__Exercise objective__: All of the entries below should be printed exactly; the pictures are to be left out.

__Collected data__:
- - - - -
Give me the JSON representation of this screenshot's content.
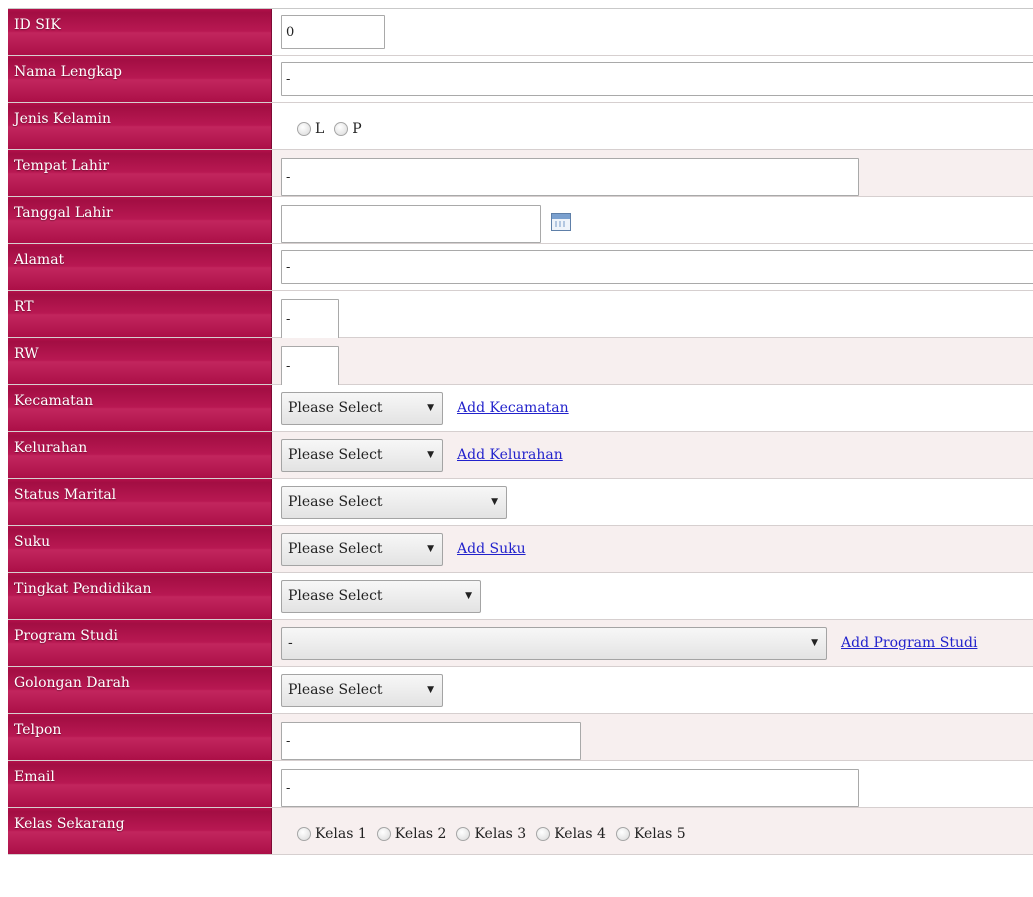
{
  "fields": {
    "id_sik": {
      "label": "ID SIK",
      "value": "0"
    },
    "nama_lengkap": {
      "label": "Nama Lengkap",
      "value": "-"
    },
    "jenis_kelamin": {
      "label": "Jenis Kelamin",
      "options": [
        "L",
        "P"
      ]
    },
    "tempat_lahir": {
      "label": "Tempat Lahir",
      "value": "-"
    },
    "tanggal_lahir": {
      "label": "Tanggal Lahir",
      "value": ""
    },
    "alamat": {
      "label": "Alamat",
      "value": "-"
    },
    "rt": {
      "label": "RT",
      "value": "-"
    },
    "rw": {
      "label": "RW",
      "value": "-"
    },
    "kecamatan": {
      "label": "Kecamatan",
      "selected": "Please Select",
      "link": "Add Kecamatan"
    },
    "kelurahan": {
      "label": "Kelurahan",
      "selected": "Please Select",
      "link": "Add Kelurahan"
    },
    "status_marital": {
      "label": "Status Marital",
      "selected": "Please Select"
    },
    "suku": {
      "label": "Suku",
      "selected": "Please Select",
      "link": "Add Suku"
    },
    "tingkat_pendidikan": {
      "label": "Tingkat Pendidikan",
      "selected": "Please Select"
    },
    "program_studi": {
      "label": "Program Studi",
      "selected": "-",
      "link": "Add Program Studi"
    },
    "golongan_darah": {
      "label": "Golongan Darah",
      "selected": "Please Select"
    },
    "telpon": {
      "label": "Telpon",
      "value": "-"
    },
    "email": {
      "label": "Email",
      "value": "-"
    },
    "kelas_sekarang": {
      "label": "Kelas Sekarang",
      "options": [
        "Kelas 1",
        "Kelas 2",
        "Kelas 3",
        "Kelas 4",
        "Kelas 5"
      ]
    }
  },
  "colors": {
    "label_bg": "#b3104a",
    "link": "#2222cc",
    "alt_row_bg": "#f7efef"
  },
  "icons": {
    "date_picker": "calendar-icon",
    "dropdown": "chevron-down-icon"
  }
}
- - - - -
__Response area__:
Give me the JSON representation of this screenshot's content.
{
  "fields": {
    "id_sik": {
      "label": "ID SIK",
      "value": "0"
    },
    "nama_lengkap": {
      "label": "Nama Lengkap",
      "value": "-"
    },
    "jenis_kelamin": {
      "label": "Jenis Kelamin",
      "options": [
        "L",
        "P"
      ]
    },
    "tempat_lahir": {
      "label": "Tempat Lahir",
      "value": "-"
    },
    "tanggal_lahir": {
      "label": "Tanggal Lahir",
      "value": ""
    },
    "alamat": {
      "label": "Alamat",
      "value": "-"
    },
    "rt": {
      "label": "RT",
      "value": "-"
    },
    "rw": {
      "label": "RW",
      "value": "-"
    },
    "kecamatan": {
      "label": "Kecamatan",
      "selected": "Please Select",
      "link": "Add Kecamatan"
    },
    "kelurahan": {
      "label": "Kelurahan",
      "selected": "Please Select",
      "link": "Add Kelurahan"
    },
    "status_marital": {
      "label": "Status Marital",
      "selected": "Please Select"
    },
    "suku": {
      "label": "Suku",
      "selected": "Please Select",
      "link": "Add Suku"
    },
    "tingkat_pendidikan": {
      "label": "Tingkat Pendidikan",
      "selected": "Please Select"
    },
    "program_studi": {
      "label": "Program Studi",
      "selected": "-",
      "link": "Add Program Studi"
    },
    "golongan_darah": {
      "label": "Golongan Darah",
      "selected": "Please Select"
    },
    "telpon": {
      "label": "Telpon",
      "value": "-"
    },
    "email": {
      "label": "Email",
      "value": "-"
    },
    "kelas_sekarang": {
      "label": "Kelas Sekarang",
      "options": [
        "Kelas 1",
        "Kelas 2",
        "Kelas 3",
        "Kelas 4",
        "Kelas 5"
      ]
    }
  },
  "colors": {
    "label_bg": "#b3104a",
    "link": "#2222cc",
    "alt_row_bg": "#f7efef"
  },
  "icons": {
    "date_picker": "calendar-icon",
    "dropdown": "chevron-down-icon"
  }
}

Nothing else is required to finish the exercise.